A second step that can be taken is to have an outside air intake installed on the HVAC system. Bringing in sufficient filtered outside air via the HVAC system pressurizes the house from air infiltration from outside as well as from such areas as basements and attics. This will reduce if not eliminate the airflow from the attic into the occupied spaces.
HVAC closets – Bringing in outside air via the HVAC system will help eliminate this source as well. The only purpose I can see of the hole in the ceiling of the HVAC closet is for ventilation purposes. It should be fairly simple to run a duct from the closet to the roof to vent out heat when needed. With that there is no reason to have an air pathway between the attic and the HVAC closet.
Ventilation ducts – If rats are the problem, get an exterminator to rid your residence of them and to provide simple actions to keep them out. Ducts that have become compromised need to be removed and replaced. If there are no rat holes and nests in the ducts, they can be cleaned to National Air Duct Cleaners Association (NADCA) standards. It would be prudent to have the air handler cleaned at the same time.
To wrap it up I want to say that I am not one to paint “gloom and doom.” Many people who are generally in good health will not be particularly affected by exposure to a bit of contamination. It can be argued that people raised or kept for long periods of time in pristine environments can become very susceptible to contaminated environments where those who have confronted contamination from time to time already have built up resistance are more likely to be unaffected or minimally affected.
What I advocate is that we observe and educate ourselves so we can control our personal environment and that of our family or coworkers in the case of the work environment.
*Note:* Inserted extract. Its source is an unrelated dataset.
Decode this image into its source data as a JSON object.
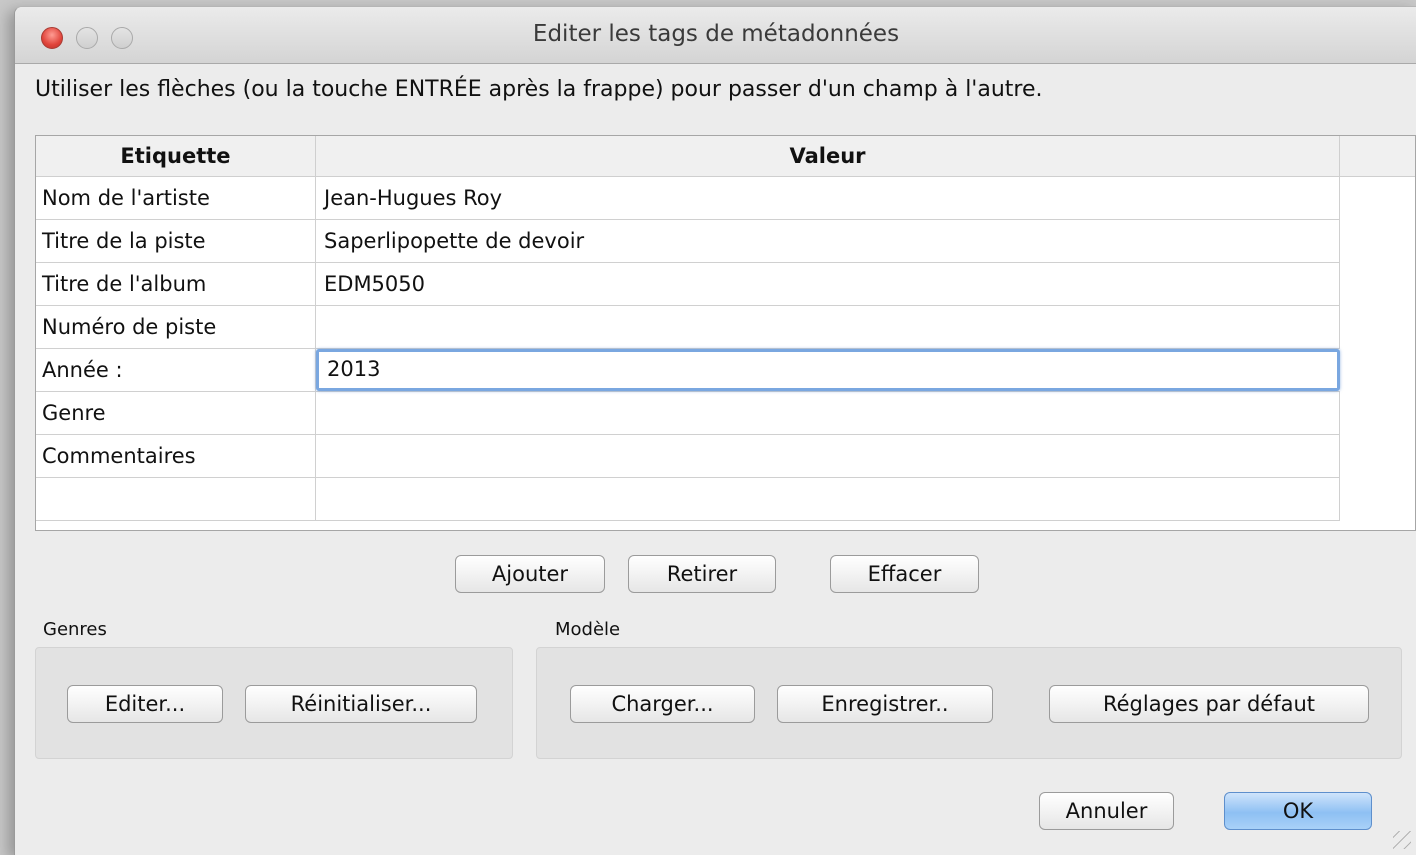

With that we can take the necessary steps to improve our living environment as needed for our benefit and that of those around us.